The sources for the allegations were four women whom Schneiderman — who had been New York's attorney general since 2010 — reportedly dated within the last five years. All four allege that he slapped them across the face. Some of the stories more specifically allege that Schneiderman would slap women repeatedly during sex, without consent, and that he threatened to kill the women he dated.

In a statement announcing his resignation, Schneiderman said he "strongly contests" those claims, saying,

It's been my great honor and privilege to serve as Attorney General for the people of the State of New York.
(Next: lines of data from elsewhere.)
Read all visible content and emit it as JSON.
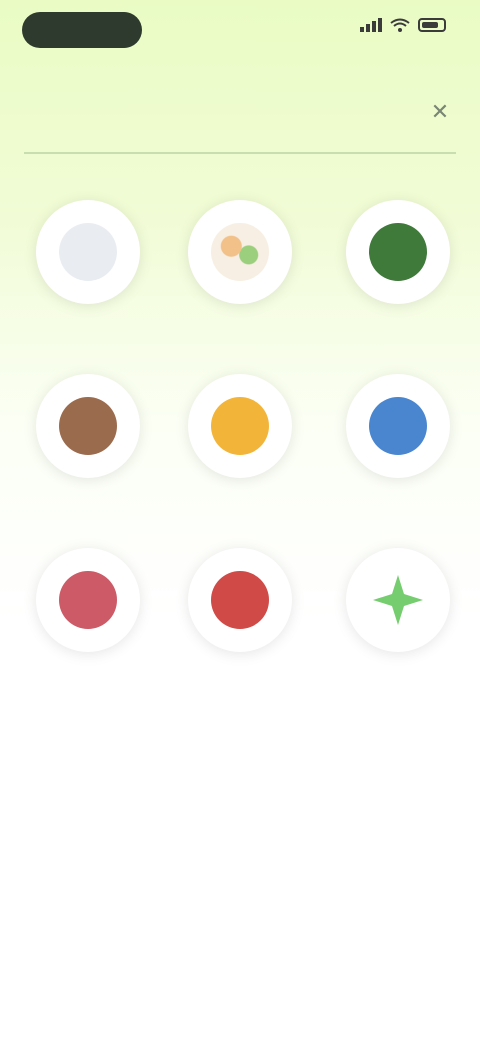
{
  "status_bar": {
    "pill_text": "",
    "icons": [
      "signal-icon",
      "wifi-icon",
      "battery-icon"
    ]
  },
  "header": {
    "title": "",
    "close_icon": "close-icon"
  },
  "grid": [
    {
      "label": "",
      "icon": "white-apparel-icon",
      "color": "#e9edf2"
    },
    {
      "label": "",
      "icon": "mixed-color-icon",
      "color": "#f3e6d1"
    },
    {
      "label": "",
      "icon": "green-item-icon",
      "color": "#3f7a3a"
    },
    {
      "label": "",
      "icon": "brown-item-icon",
      "color": "#9b6b4e"
    },
    {
      "label": "",
      "icon": "yellow-item-icon",
      "color": "#f2b53a"
    },
    {
      "label": "",
      "icon": "blue-item-icon",
      "color": "#4a86cf"
    },
    {
      "label": "",
      "icon": "pink-red-item-icon",
      "color": "#cc5a67"
    },
    {
      "label": "",
      "icon": "red-item-icon",
      "color": "#d04a47"
    },
    {
      "label": "",
      "icon": "green-star-icon",
      "color": "#67c85f"
    }
  ]
}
In the last several hours, serious allegations, which I strongly contest, have been made against me. While these allegations are unrelated to my professional conduct or the operations of the office, they will effectively prevent me from leading the office's work at this critical time.

The allegations against Schneiderman are made all the more notable by the fact that he had positioned himself as a champion of women during his term, which including filing a civil rights lawsuit against Weinstein after allegations against him were reported.

Meanwhile, The New Yorker's report shared a common theme with other stories of alleged abuse: women who say they felt helpless because of the stature of the men they were accusing.

"What do you do if your abuser is the top law-enforcement official in the state?" one accuser, Tanya Selvaratnam, asked in the story.

Schneiderman's resignation is effective at the end of Tuesday, May 8.